Sammons said after reducing the jail’s population to just Boyle inmates, the county could then “think about maybe ankle bracelets or different things … instead of us incarcerating them, send them back home and have some kind of program. It would save us a lot of money on insurance, it would save us a lot of money on so many different things if we had some kind of system like that. Maybe I’m the only one that feels that way but that’s just my gut.”
Magistrate Jack Hendricks turned the discussion, saying there’s a distinction that needs to be made clear between Boyle County inmates and Boyle County residents — the former being people from anywhere who are charged by law enforcement agencies in Boyle County; the latter being people who live in Boyle County.
“We’re a regional hub here, where people are coming in to here from five counties around us,” Hendricks said.
Hendricks said he looked at a single day of arrests in Boyle County.
“They had 17 arrests. Fifteen of them were out-of-county people,” he said. “So it’s not Boyle County really that’s hurting us. It’s the fact that we’re a regional hub. Everybody from every county comes in here and it was like 75 percent of the accident rates that are being counted in Boyle County are by out-of-county residents. So it’s not Boyle County.”
Sammons asked if people from other counties who are arrested in Boyle County could be transferred to jails where they are from. Officials noted that the charges are made in Boyle County and that wouldn’t work.
“Charges are here,” Judge-Executive Harold McKinney said. “They’d be prosecuted here.”
Magistrate John Caywood asked Sheriff Derek Robbins how many of the drug dealers he arrests are from Boyle County.
Robbins said he would guess the split is about 50-50. Sometimes people will meet in Boyle County as a midway point between northern and southern Kentucky to conduct drug deals, he said.
“As an example,” Caywood said, “… you can’t ask them where they’re from and decide whether to arrest them or not.”
The Boyle County Detention Center has a stated capacity of 220, but regularly has daily populations close to 400. At least twice this year, the jail population has passed 400, prompting jail officials to transfer some local inmates to Casey County temporarily.
When the jail runs out of beds, additional inmates are housed in the jail’s indoor recreation area.
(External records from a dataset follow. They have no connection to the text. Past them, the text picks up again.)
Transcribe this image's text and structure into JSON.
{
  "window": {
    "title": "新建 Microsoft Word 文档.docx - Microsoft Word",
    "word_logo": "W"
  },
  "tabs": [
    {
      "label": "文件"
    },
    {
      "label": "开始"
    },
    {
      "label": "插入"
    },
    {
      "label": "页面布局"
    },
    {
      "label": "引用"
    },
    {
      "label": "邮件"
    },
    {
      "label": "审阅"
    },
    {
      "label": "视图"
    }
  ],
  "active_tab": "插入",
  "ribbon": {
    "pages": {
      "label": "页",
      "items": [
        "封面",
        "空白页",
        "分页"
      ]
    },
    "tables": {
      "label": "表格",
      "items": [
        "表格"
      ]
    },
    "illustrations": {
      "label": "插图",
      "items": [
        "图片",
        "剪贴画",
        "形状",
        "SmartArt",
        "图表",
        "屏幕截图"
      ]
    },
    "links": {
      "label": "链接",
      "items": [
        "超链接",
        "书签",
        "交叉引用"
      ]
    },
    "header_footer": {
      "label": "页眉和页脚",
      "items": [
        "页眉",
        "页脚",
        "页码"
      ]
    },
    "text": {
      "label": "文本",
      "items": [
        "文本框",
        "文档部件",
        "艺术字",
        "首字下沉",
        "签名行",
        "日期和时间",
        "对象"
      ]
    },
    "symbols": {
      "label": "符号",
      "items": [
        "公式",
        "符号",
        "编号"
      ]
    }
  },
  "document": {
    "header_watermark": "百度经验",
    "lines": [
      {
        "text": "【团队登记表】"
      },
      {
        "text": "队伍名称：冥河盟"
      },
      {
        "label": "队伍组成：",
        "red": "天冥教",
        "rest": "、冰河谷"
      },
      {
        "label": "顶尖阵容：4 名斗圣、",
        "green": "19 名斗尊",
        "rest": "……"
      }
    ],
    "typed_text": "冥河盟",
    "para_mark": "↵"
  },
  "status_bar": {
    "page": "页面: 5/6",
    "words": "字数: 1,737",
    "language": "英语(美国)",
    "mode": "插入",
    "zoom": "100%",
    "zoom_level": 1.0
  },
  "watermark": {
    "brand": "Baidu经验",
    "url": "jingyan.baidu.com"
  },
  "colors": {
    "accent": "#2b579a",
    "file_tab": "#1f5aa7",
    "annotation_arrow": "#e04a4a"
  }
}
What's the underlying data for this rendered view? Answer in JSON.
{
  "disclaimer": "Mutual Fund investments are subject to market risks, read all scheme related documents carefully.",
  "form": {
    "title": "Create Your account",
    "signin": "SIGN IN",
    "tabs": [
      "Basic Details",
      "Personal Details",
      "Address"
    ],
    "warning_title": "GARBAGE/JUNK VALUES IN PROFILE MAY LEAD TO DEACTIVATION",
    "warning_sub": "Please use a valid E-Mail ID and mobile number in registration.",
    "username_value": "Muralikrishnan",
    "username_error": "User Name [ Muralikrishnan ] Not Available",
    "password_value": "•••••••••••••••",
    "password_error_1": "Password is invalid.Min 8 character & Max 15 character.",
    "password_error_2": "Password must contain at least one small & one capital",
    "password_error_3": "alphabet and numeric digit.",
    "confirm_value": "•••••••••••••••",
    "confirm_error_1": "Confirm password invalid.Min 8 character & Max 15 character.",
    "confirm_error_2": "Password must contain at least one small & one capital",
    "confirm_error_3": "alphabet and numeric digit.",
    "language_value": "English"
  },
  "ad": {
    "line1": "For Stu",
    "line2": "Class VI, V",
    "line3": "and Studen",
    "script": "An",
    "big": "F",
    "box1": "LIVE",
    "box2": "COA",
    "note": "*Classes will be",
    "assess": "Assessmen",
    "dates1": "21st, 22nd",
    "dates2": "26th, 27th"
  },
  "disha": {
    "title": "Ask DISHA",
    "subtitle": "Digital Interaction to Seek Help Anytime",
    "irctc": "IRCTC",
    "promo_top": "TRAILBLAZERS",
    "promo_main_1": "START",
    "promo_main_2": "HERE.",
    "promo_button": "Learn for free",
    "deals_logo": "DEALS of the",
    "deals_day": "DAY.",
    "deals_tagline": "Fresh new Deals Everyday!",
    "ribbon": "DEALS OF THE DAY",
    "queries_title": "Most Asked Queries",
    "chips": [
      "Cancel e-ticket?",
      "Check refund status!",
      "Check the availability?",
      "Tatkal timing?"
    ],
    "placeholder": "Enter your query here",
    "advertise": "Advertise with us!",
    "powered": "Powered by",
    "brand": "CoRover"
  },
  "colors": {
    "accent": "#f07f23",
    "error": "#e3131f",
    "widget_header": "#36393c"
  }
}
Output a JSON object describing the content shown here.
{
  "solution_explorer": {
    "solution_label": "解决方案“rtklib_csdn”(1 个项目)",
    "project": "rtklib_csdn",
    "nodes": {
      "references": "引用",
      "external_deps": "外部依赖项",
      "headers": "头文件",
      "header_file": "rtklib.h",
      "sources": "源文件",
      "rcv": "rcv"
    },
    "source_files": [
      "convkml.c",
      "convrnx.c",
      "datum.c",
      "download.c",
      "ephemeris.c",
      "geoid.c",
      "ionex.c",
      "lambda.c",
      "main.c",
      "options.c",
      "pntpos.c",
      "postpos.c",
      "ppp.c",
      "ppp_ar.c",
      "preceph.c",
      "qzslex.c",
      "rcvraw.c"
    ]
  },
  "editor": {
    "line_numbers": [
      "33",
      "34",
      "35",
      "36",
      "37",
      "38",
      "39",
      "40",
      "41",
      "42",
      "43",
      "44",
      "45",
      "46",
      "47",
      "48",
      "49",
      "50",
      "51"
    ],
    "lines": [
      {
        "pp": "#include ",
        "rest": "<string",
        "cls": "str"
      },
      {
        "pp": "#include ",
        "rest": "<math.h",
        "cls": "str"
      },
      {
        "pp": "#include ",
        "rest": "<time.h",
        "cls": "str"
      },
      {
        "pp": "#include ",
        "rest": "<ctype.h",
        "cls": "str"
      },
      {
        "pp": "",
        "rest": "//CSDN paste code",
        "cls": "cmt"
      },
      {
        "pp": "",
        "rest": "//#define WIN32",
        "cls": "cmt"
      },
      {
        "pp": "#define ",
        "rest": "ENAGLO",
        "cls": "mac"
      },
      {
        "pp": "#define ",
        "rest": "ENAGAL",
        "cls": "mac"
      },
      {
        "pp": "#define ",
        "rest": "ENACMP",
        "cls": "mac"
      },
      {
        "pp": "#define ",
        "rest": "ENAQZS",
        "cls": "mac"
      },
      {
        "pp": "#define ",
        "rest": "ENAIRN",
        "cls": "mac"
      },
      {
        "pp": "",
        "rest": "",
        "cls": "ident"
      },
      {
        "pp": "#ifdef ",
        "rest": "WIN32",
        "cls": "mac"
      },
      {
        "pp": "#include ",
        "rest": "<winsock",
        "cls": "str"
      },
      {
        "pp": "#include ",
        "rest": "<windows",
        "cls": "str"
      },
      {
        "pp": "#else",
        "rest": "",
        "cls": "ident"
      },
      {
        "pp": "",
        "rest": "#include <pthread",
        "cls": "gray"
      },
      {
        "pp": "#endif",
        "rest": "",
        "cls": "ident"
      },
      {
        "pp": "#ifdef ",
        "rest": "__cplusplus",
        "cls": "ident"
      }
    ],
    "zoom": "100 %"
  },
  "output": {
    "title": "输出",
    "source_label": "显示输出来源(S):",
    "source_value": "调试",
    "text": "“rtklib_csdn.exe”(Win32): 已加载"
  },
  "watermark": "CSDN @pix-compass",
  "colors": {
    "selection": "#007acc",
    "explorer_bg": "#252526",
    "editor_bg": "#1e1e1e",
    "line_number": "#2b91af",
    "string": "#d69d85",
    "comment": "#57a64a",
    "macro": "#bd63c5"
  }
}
Jailer Harmon has said doing that puts extra strain on the jail because there are no bathrooms in that area of the jail, so inmates must be escorted to and from bathrooms.
According to Harmon’s August jailer’s report, the jail had 181 Boyle County inmates, 73 Mercer County inmates, 109 state inmates and 35 state inmates in the jail’s internal substance abuse program.
The report lists average monthly populations of 396 for July, 400 for June and 396 for May. Based on Mercer County’s current population ratio of 29 percent, if there were 29 percent fewer inmates in the jail, those figures would have been 281, 284 and 281.
The Boyle Mercer Joint Jail Committee is currently in the process of choosing a consultant to conduct a study of the jail situation. That study could result in a wide variety of recommendations, including building a new jail, expanding the current jail, and/or changing local policies and programs to reduce recidivism and lower inmate populations.
The three consultant companies being considered have prices ranging from $70,000 to $78,500 for studies that would take from eight to 16 weeks to complete.
Sammons said Tuesday he is not sure about paying for the study.
“I’m not really sold on us spending $75,000 to have a study done when we already know one of our biggest problems,” he said, apparently referencing the Mercer County portion of the jail’s population.
Danville City Commission may soon take action concerning a deteriorating restaurant building along the southern end of the U.S. 150... read more